■ REQUIRED ACTION: Give back only one number: how many lines in the data below contain the word "content".

■ RECORD EXCERPTS:

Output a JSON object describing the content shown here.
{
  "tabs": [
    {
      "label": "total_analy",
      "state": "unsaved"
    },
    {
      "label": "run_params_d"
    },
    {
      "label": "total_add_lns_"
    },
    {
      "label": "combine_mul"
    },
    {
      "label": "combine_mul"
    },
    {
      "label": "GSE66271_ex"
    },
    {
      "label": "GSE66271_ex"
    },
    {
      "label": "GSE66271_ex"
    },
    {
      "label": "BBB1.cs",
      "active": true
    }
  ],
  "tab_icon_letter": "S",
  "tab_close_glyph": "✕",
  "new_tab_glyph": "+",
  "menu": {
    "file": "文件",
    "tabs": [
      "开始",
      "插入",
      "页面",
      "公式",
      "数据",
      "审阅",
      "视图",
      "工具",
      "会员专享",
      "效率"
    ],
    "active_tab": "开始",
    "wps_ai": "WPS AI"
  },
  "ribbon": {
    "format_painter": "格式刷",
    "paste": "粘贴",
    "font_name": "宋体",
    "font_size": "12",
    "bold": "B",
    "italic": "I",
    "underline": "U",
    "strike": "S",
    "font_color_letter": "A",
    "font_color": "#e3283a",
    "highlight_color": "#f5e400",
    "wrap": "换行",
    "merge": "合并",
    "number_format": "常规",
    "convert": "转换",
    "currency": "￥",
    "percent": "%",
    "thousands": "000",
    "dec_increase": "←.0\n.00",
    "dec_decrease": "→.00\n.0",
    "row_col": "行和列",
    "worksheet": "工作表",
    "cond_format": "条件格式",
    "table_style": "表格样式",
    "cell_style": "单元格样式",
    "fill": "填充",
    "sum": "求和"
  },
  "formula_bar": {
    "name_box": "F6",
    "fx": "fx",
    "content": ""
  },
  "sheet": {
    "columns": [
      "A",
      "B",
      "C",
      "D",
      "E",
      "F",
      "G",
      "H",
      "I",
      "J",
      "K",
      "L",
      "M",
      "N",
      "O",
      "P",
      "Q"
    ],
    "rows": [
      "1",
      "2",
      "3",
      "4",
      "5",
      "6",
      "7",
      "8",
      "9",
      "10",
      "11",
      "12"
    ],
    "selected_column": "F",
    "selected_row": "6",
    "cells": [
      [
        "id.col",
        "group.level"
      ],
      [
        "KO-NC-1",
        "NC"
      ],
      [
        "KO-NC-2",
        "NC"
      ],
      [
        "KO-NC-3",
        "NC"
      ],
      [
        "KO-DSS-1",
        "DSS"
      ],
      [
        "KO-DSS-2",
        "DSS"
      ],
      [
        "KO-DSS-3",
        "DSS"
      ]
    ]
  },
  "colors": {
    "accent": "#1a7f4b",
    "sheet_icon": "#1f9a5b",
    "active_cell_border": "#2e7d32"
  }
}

■ RESPONSE TO THIS TASK: 2